It was back at the track when I handed the keys to Walter Röhrl for a few hot laps... and that same Turbo S was forced to run at twelve-tenths without breaking a sweat.
Like each of its seven predecessors, the new Turbo sets a new segment benchmark for overall drivability. And even though some may discount its engineering black magic and lack of an available manual transmission, it remains a driver's car of the first order. It intentionally lacks the rawness and engagement of Porsche's own GT3 (still lighter and quicker around a race circuit), but it more than makes up for this deficiency with impressive and all-encompassing capabilities. Owners may load the Turbo's front trunk with luggage and rapidly drive it across an expansive continent, unchallenged by any road or weather condition, and arrive at the destination completely rested.
It remains a driver's car of the first order.

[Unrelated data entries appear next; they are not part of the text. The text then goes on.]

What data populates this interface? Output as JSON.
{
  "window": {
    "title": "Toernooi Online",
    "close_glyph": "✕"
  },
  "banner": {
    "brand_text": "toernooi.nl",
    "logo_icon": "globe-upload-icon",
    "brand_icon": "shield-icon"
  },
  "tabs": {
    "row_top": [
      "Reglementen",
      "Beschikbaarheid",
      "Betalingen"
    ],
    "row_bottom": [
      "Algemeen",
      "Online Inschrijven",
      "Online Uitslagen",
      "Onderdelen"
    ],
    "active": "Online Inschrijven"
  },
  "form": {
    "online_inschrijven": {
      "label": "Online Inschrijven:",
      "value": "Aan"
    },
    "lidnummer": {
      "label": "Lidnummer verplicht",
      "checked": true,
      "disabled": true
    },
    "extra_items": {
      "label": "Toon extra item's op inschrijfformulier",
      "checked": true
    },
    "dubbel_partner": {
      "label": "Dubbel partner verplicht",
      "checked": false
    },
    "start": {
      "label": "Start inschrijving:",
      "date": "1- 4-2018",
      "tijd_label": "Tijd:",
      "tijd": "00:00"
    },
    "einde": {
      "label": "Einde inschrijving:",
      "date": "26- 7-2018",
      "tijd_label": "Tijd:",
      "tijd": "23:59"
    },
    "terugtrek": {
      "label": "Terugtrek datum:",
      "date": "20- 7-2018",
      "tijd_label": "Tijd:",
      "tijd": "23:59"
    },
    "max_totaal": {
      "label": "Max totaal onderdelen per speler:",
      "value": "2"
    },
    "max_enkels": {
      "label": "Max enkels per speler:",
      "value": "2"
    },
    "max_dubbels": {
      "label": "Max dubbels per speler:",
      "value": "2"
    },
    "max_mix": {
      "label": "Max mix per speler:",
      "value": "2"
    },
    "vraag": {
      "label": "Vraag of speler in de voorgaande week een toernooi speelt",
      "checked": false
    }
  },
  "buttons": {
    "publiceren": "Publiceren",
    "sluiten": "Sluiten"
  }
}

That versatility is what truly sets the new 911 Turbo and Turbo S apart from its competitors. It is a no-compromise daily driver, podium-winning club day racer and a buttoned-up luxury car for every black tie dinner. Lacking any known challenger of equal all-around accomplishment, I'd argue that Porsche's new 911 Turbo is the world's most talented street car.